October 27, 2005 4:05 PM PDT

Oracle password system comes under fire

Attackers could easily uncover Oracle database users' passwords because of a weak protection mechanism, putting corporate data at risk of exposure, experts have warned.

In the latest critique of Oracle's security practices, experts are calling on the software maker to improve the mechanism used to secure passwords for database users. Researchers say they have found a way to recover the plain text password from even very strong, well-written Oracle database passwords within minutes.

The technique Oracle uses to store and encrypt user passwords doesn't provide sufficient security, said Joshua Wright of the SANS Institute and Carlos Sid of Royal Holloway college, University of London. Wright gave a presentation on the matter Wednesday at the SANS Network Security conference in Los Angeles.

In the presentation, Wright discussed how passwords are encrypted before being stored in Oracle databases and presented a tool he wrote to uncover passwords, according to a SANS statement. A paper by Wright and Cid is available on the SANS Web site. (Download PDF.)

Wright and Cid identified several vulnerabilities, including a weak hashing mechanism and a lack of case preservation--all passwords are converted to uppercase characters before calculating the hash.

"By exploiting these weaknesses, an adversary with limited resources can mount an attack that would reveal the plain text password from the hash for a known user," Wright and Cid wrote in their paper.

The researchers informed Oracle about their findings in July, but subsequent requests for a response from Oracle have gone unanswered, according to SANS. Oracle also did not respond to a request for comment from CNET News.com.

Oracle users can protect their systems by requiring strong passwords and assigning limited user rights, the researchers said. Users are also encouraged to tell Oracle that it should improve password protection, they wrote.

Redwood Shores, Calif.-based Oracle is increasingly coming under fire for its security practices. Security researchers have taken the company to task for being slow in fixing security vulnerabilities and providing faulty patches when it does update its software.

10 comments

Join the conversation!
Add your comment
So much for the unbreakable claim
Hah! So much for Mary Ann Davidson's criticisms of security researchers. How can you go mouthing off at others for finding flaws in your software, when this is the kind of software you're producing?

Bahh!
Posted by (7 comments )
Reply Link Flag
So much for the unbreakable claim
Hah! So much for Mary Ann Davidson's criticisms of security researchers. How can you go mouthing off at others for finding flaws in your software, when this is the kind of software you're producing?

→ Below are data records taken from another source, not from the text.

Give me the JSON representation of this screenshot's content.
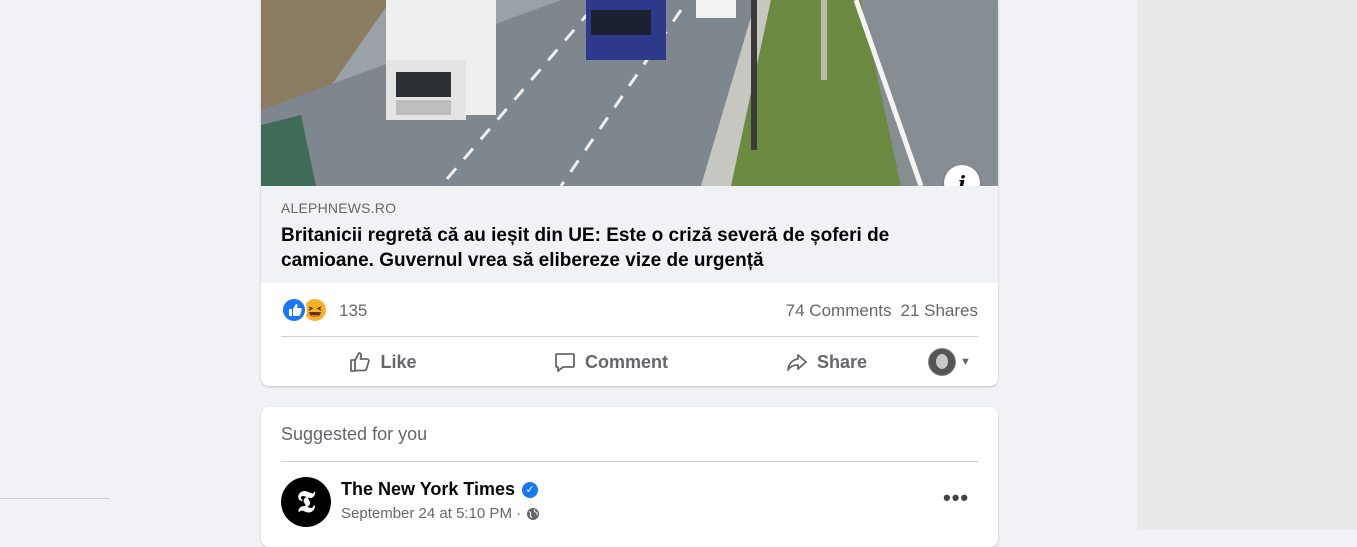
{
  "post": {
    "link": {
      "domain": "ALEPHNEWS.RO",
      "title": "Britanicii regretă că au ieșit din UE: Este o criză severă de șoferi de camioane. Guvernul vrea să elibereze vize de urgență",
      "info_icon": "info-icon"
    },
    "stats": {
      "reaction_count": "135",
      "comments": "74 Comments",
      "shares": "21 Shares",
      "reaction_icons": [
        "like-reaction-icon",
        "haha-reaction-icon"
      ]
    },
    "actions": {
      "like": "Like",
      "comment": "Comment",
      "share": "Share"
    }
  },
  "suggested": {
    "label": "Suggested for you",
    "page_name": "The New York Times",
    "page_logo": "𝕿",
    "time": "September 24 at 5:10 PM · ",
    "more": "•••"
  },
  "colors": {
    "accent": "#1877f2",
    "background": "#f0f2f5",
    "secondary_text": "#65676b"
  }
}
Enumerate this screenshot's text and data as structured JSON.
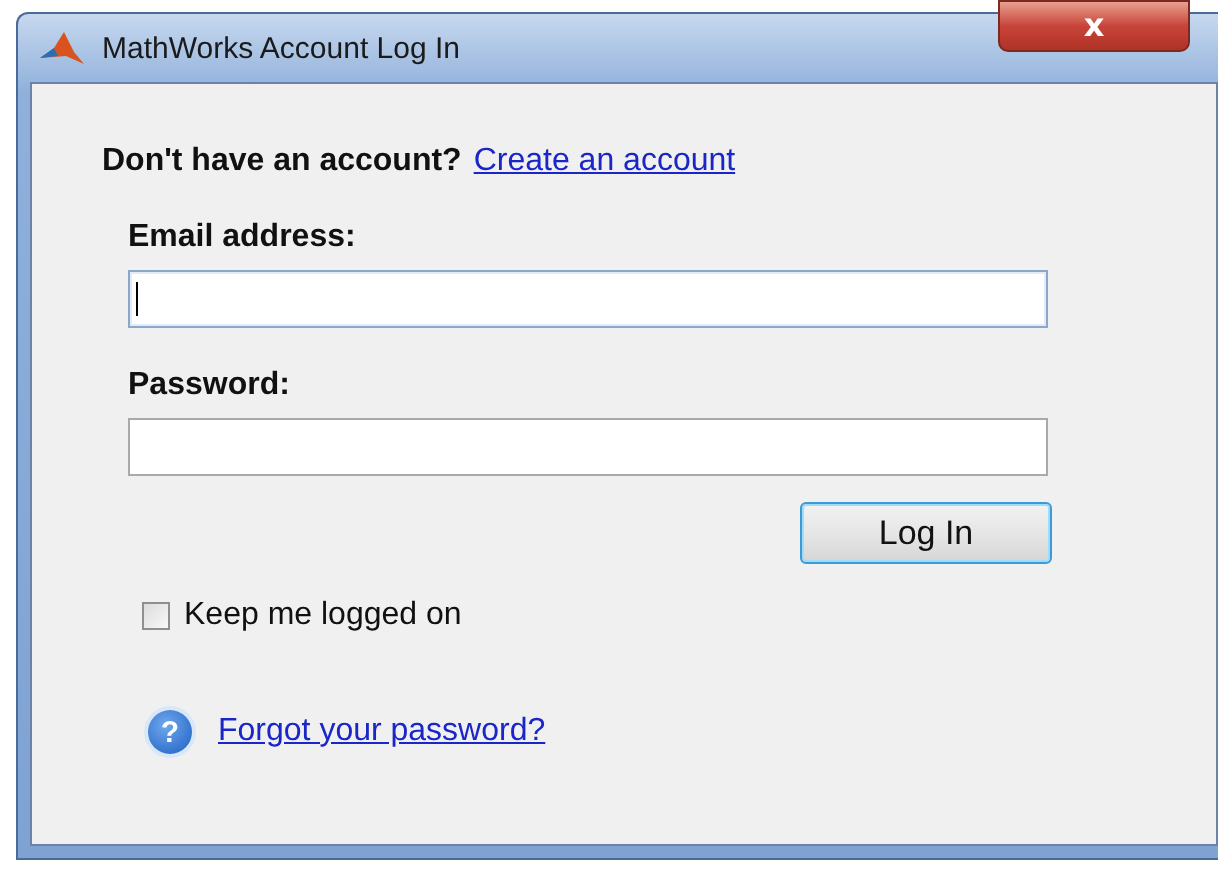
{
  "window": {
    "title": "MathWorks Account Log In",
    "close_label": "x"
  },
  "signup": {
    "prompt": "Don't have an account?",
    "link": "Create an account"
  },
  "fields": [
    {
      "label": "Email address:",
      "focused": true
    },
    {
      "label": "Password:",
      "focused": false
    }
  ],
  "login_button": "Log In",
  "keep_logged_on": {
    "label": "Keep me logged on",
    "checked": false
  },
  "forgot": {
    "icon": "?",
    "link": "Forgot your password?"
  }
}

Bahh!
Posted by (7 comments )
Reply Link Flag
ORACLE IS UNBREAKABLE
maybe expensive but apparently not breakable
Posted by mcepat (118 comments )
Reply Link Flag
ORACLE IS UNBREAKABLE
maybe expensive but apparently not breakable
Posted by mcepat (118 comments )
Reply Link Flag
Oracle Getting Slammed
Wow, i don't know if CNET has it in for Oracle or what. I bet if you look at the top app vendors you will see similar vulnerabilities.
Posted by BogusName (33 comments )
Reply Link Flag
Oracle needs to streamline the update process
I suppose any major vendor - who's major claim to fame is security, expose themselves to criticism when major vulnerabilities are discovered.

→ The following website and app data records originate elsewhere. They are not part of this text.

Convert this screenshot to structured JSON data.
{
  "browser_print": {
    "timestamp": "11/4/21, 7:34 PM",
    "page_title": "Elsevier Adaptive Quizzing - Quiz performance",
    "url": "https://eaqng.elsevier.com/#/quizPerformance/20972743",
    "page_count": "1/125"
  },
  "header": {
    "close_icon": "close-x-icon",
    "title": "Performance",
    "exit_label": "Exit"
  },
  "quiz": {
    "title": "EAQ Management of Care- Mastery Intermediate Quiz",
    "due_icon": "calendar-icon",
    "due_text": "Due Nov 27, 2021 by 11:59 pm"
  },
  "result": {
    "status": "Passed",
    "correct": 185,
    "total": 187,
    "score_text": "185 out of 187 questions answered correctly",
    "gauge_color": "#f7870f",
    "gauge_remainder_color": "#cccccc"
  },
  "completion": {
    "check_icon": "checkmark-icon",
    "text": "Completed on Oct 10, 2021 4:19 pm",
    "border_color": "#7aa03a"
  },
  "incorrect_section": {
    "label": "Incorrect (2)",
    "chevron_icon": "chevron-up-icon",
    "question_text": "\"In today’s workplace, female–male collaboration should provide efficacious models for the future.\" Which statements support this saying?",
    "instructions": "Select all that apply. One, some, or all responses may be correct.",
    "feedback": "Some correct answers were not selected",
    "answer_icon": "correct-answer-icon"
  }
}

Oracle needs to simplify the update process. The most recent update for 10G App server comes with 19 pages of procedures that reference other procedures to install a critical patch. That is insane.
Posted by (7 comments )
Link Flag
Oracle Getting Slammed
Wow, i don't know if CNET has it in for Oracle or what. I bet if you look at the top app vendors you will see similar vulnerabilities.
Posted by BogusName (33 comments )
Reply Link Flag
Oracle needs to streamline the update process
I suppose any major vendor - who's major claim to fame is security, expose themselves to criticism when major vulnerabilities are discovered.

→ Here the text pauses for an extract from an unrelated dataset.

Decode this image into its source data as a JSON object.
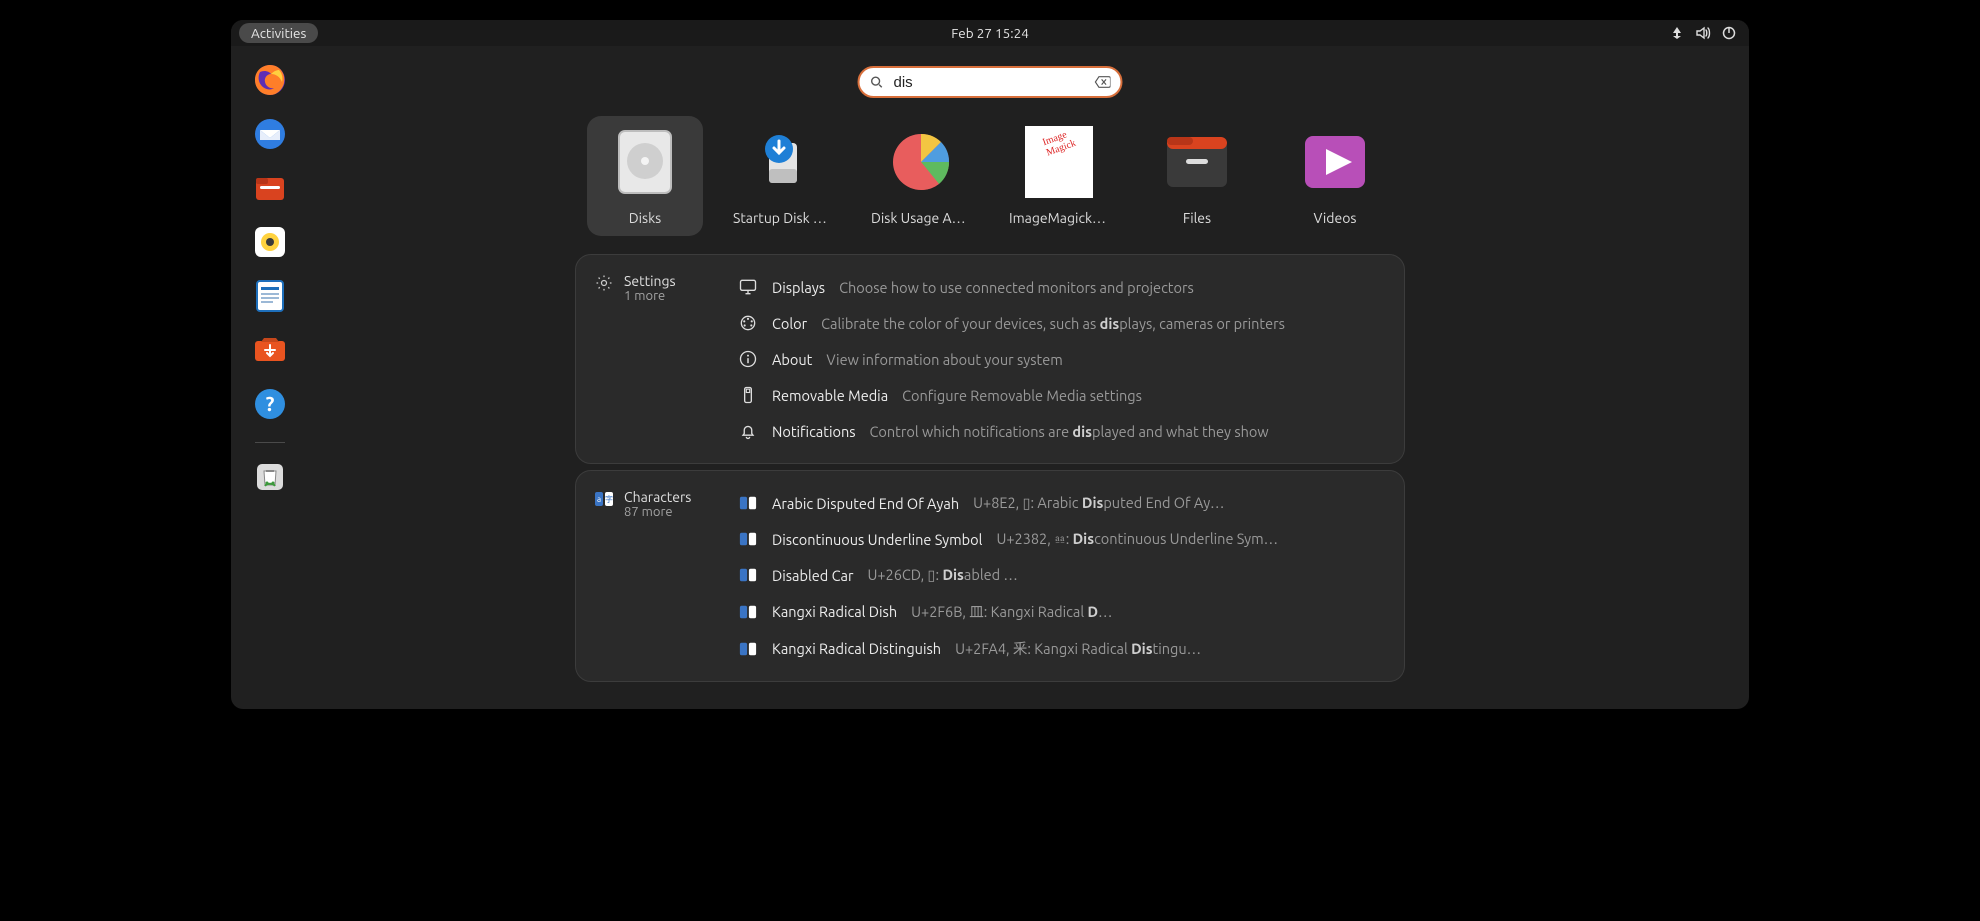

Oracle needs to simplify the update process. The most recent update for 10G App server comes with 19 pages of procedures that reference other procedures to install a critical patch. That is insane.
Posted by (7 comments )
Link Flag
Tell me about it
I've got to install 9 patches.

I bet the majority simply ignore these CPUs.
Posted by BogusName (33 comments )
Reply Link Flag
Tell me about it
I've got to install 9 patches.

I bet the majority simply ignore these CPUs.
Posted by BogusName (33 comments )
Reply Link Flag
 

Join the conversation

Add your comment

The posting of advertisements, profanity, or personal attacks is prohibited. Click here to review our Terms of Use.

What's Hot

Discussions

Shared

RSS Feeds

Add headlines from CNET News to your homepage or feedreader.